(App and web page records)
--- START ---

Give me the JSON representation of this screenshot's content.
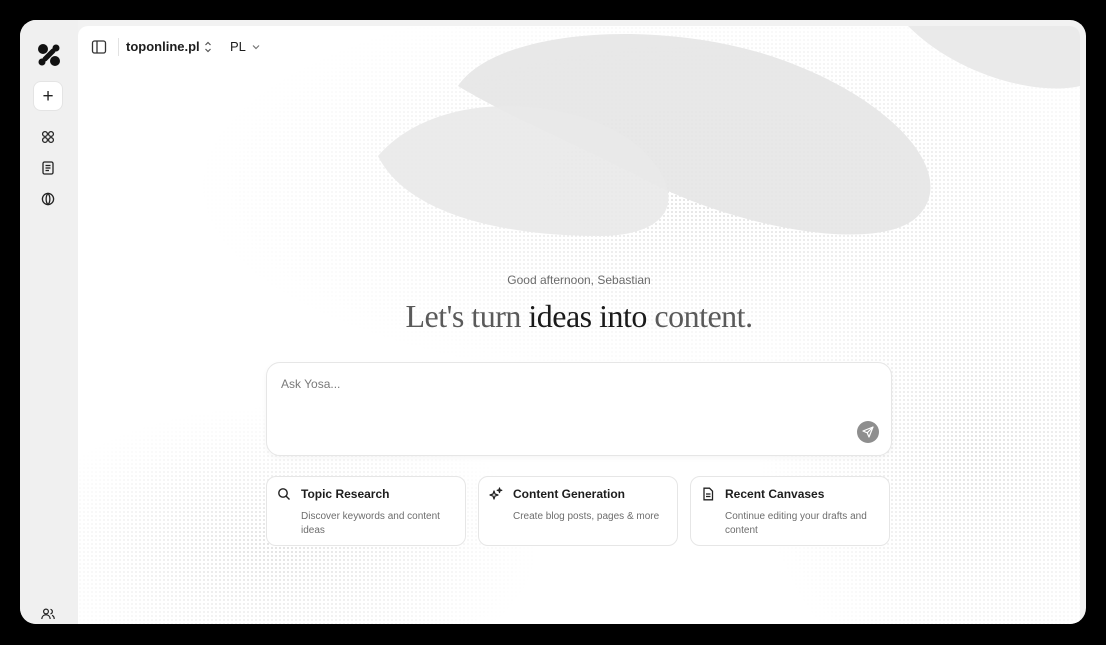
{
  "topbar": {
    "site_name": "toponline.pl",
    "language": "PL"
  },
  "sidebar": {
    "new_label": "+",
    "items": [
      {
        "icon": "grid-icon"
      },
      {
        "icon": "document-icon"
      },
      {
        "icon": "globe-icon"
      }
    ],
    "bottom_icon": "users-icon"
  },
  "main": {
    "greeting": "Good afternoon, Sebastian",
    "headline_part1": "Let's turn ",
    "headline_strong1": "ideas",
    "headline_part2": " ",
    "headline_strong2": "into",
    "headline_part3": " content.",
    "prompt": {
      "placeholder": "Ask Yosa...",
      "value": ""
    },
    "cards": [
      {
        "title": "Topic Research",
        "description": "Discover keywords and content ideas",
        "icon": "search-icon"
      },
      {
        "title": "Content Generation",
        "description": "Create blog posts, pages & more",
        "icon": "sparkles-icon"
      },
      {
        "title": "Recent Canvases",
        "description": "Continue editing your drafts and content",
        "icon": "document-icon"
      }
    ]
  },
  "colors": {
    "frame": "#000000",
    "sidebar_bg": "#f0f0f0",
    "main_bg": "#ffffff",
    "send_button": "#8e8e8e"
  }
}
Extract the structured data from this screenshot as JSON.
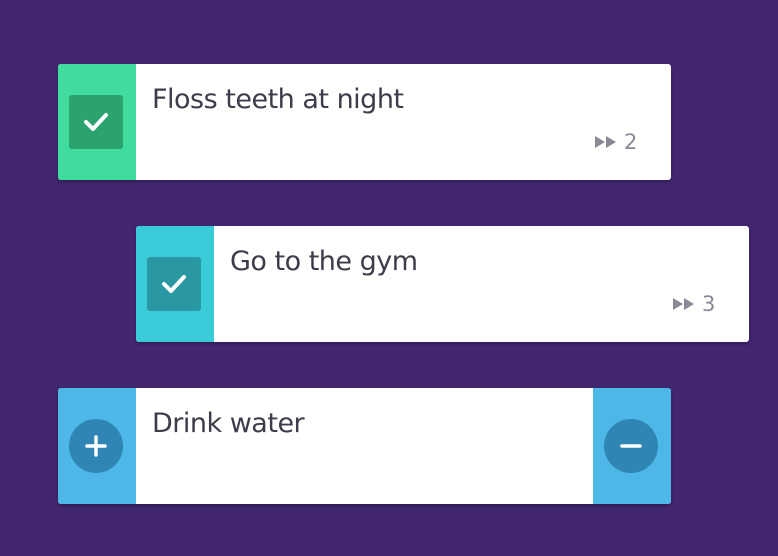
{
  "colors": {
    "background": "#42266f",
    "habit_done_1": "#3fdc9e",
    "habit_done_1_box": "#2ba36f",
    "habit_done_2": "#3acbd9",
    "habit_done_2_box": "#2a98a3",
    "counter_side": "#4db7e8",
    "counter_button": "#2f86b4"
  },
  "habits": [
    {
      "title": "Floss teeth at night",
      "checked": true,
      "streak": "2",
      "streak_icon": "fast-forward-icon"
    },
    {
      "title": "Go to the gym",
      "checked": true,
      "streak": "3",
      "streak_icon": "fast-forward-icon"
    }
  ],
  "counter": {
    "title": "Drink water",
    "increment_icon": "plus-icon",
    "decrement_icon": "minus-icon"
  }
}
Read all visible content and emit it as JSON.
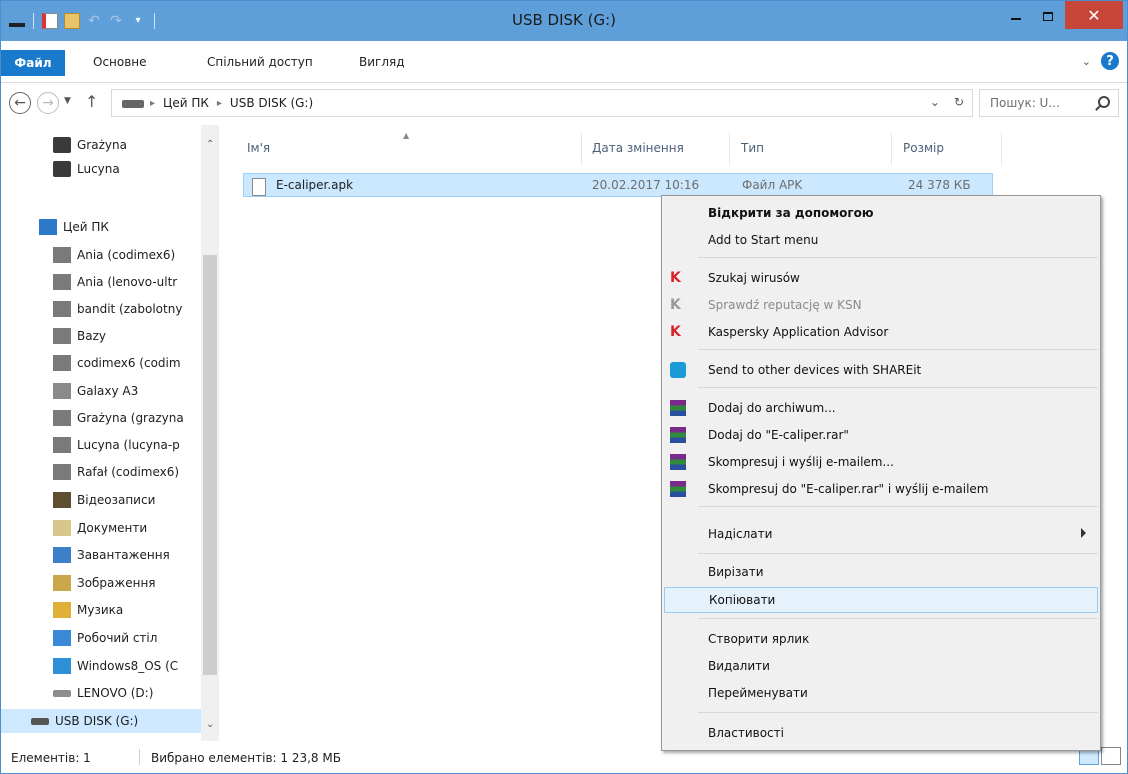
{
  "window": {
    "title": "USB DISK (G:)",
    "colors": {
      "titlebar": "#5e9fd9",
      "file_tab": "#1979ca",
      "close": "#c7463a",
      "selection": "#cce8ff"
    }
  },
  "ribbon": {
    "tabs": [
      "Файл",
      "Основне",
      "Спільний доступ",
      "Вигляд"
    ]
  },
  "address": {
    "crumbs": [
      "Цей ПК",
      "USB DISK (G:)"
    ],
    "search_placeholder": "Пошук: U..."
  },
  "navpane": {
    "items": [
      {
        "label": "Grażyna",
        "icon": "user-icon"
      },
      {
        "label": "Lucyna",
        "icon": "user-icon"
      },
      {
        "label": "Цей ПК",
        "icon": "computer-icon"
      },
      {
        "label": "Ania (codimex6)",
        "icon": "network-drive-icon"
      },
      {
        "label": "Ania (lenovo-ultr",
        "icon": "network-drive-icon"
      },
      {
        "label": "bandit (zabolotny",
        "icon": "network-drive-icon"
      },
      {
        "label": "Bazy",
        "icon": "network-drive-icon"
      },
      {
        "label": "codimex6 (codim",
        "icon": "network-drive-icon"
      },
      {
        "label": "Galaxy A3",
        "icon": "phone-icon"
      },
      {
        "label": "Grażyna (grazyna",
        "icon": "network-drive-icon"
      },
      {
        "label": "Lucyna (lucyna-p",
        "icon": "network-drive-icon"
      },
      {
        "label": "Rafał (codimex6)",
        "icon": "network-drive-icon"
      },
      {
        "label": "Відеозаписи",
        "icon": "videos-folder-icon"
      },
      {
        "label": "Документи",
        "icon": "documents-folder-icon"
      },
      {
        "label": "Завантаження",
        "icon": "downloads-folder-icon"
      },
      {
        "label": "Зображення",
        "icon": "pictures-folder-icon"
      },
      {
        "label": "Музика",
        "icon": "music-folder-icon"
      },
      {
        "label": "Робочий стіл",
        "icon": "desktop-folder-icon"
      },
      {
        "label": "Windows8_OS (C",
        "icon": "windows-drive-icon"
      },
      {
        "label": "LENOVO (D:)",
        "icon": "drive-icon"
      },
      {
        "label": "USB DISK (G:)",
        "icon": "usb-drive-icon"
      }
    ]
  },
  "filelist": {
    "columns": [
      "Ім'я",
      "Дата змінення",
      "Тип",
      "Розмір"
    ],
    "rows": [
      {
        "name": "E-caliper.apk",
        "date": "20.02.2017 10:16",
        "type": "Файл APK",
        "size": "24 378 КБ"
      }
    ]
  },
  "context_menu": {
    "items": [
      "Відкрити за допомогою",
      "Add to Start menu",
      "Szukaj wirusów",
      "Sprawdź reputację w KSN",
      "Kaspersky Application Advisor",
      "Send to other devices with SHAREit",
      "Dodaj do archiwum...",
      "Dodaj do \"E-caliper.rar\"",
      "Skompresuj i wyślij e-mailem...",
      "Skompresuj do \"E-caliper.rar\" i wyślij e-mailem",
      "Надіслати",
      "Вирізати",
      "Копіювати",
      "Створити ярлик",
      "Видалити",
      "Перейменувати",
      "Властивості"
    ]
  },
  "status": {
    "count": "Елементів: 1",
    "selected": "Вибрано елементів: 1  23,8 МБ"
  }
}
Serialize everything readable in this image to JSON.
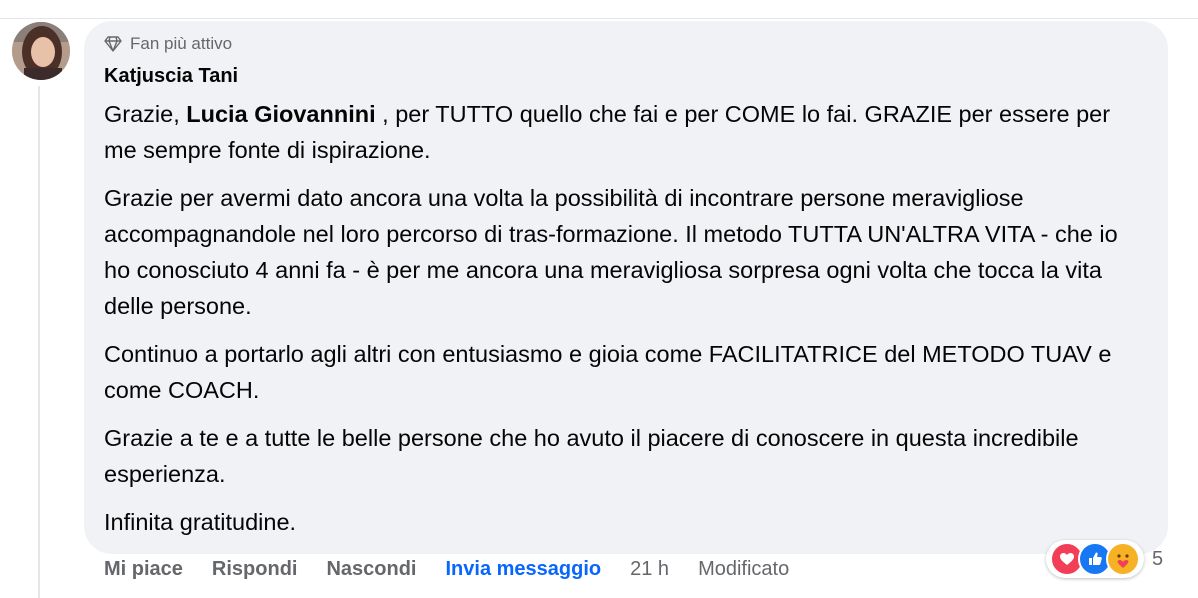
{
  "comment": {
    "badge": "Fan più attivo",
    "author": "Katjuscia Tani",
    "paragraphs": [
      {
        "before": "Grazie, ",
        "mention": "Lucia Giovannini",
        "after": " , per TUTTO quello che fai e per COME lo fai. GRAZIE per essere per me sempre fonte di ispirazione."
      },
      {
        "text": "Grazie per avermi dato ancora una volta la possibilità di incontrare persone meravigliose accompagnandole nel loro percorso di tras-formazione. Il metodo TUTTA UN'ALTRA VITA - che io ho conosciuto 4 anni fa - è per me ancora una meravigliosa sorpresa ogni volta che tocca la vita delle persone."
      },
      {
        "text": "Continuo a portarlo agli altri con entusiasmo e gioia come FACILITATRICE del METODO TUAV e come COACH."
      },
      {
        "text": "Grazie a te e a tutte le belle persone che ho avuto il piacere di conoscere in questa incredibile esperienza."
      },
      {
        "text": "Infinita gratitudine."
      }
    ]
  },
  "actions": {
    "like": "Mi piace",
    "reply": "Rispondi",
    "hide": "Nascondi",
    "message": "Invia messaggio",
    "time": "21 h",
    "edited": "Modificato"
  },
  "reactions": {
    "icons": [
      "heart-icon",
      "like-icon",
      "care-icon"
    ],
    "count": "5"
  },
  "colors": {
    "bubble": "#f0f2f5",
    "link": "#0866ff",
    "secondary_text": "#65676b",
    "love": "#f33e58",
    "like": "#1877f2",
    "care": "#f7b125"
  }
}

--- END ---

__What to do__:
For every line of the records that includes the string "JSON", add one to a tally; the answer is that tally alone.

__Solution to this task__:
4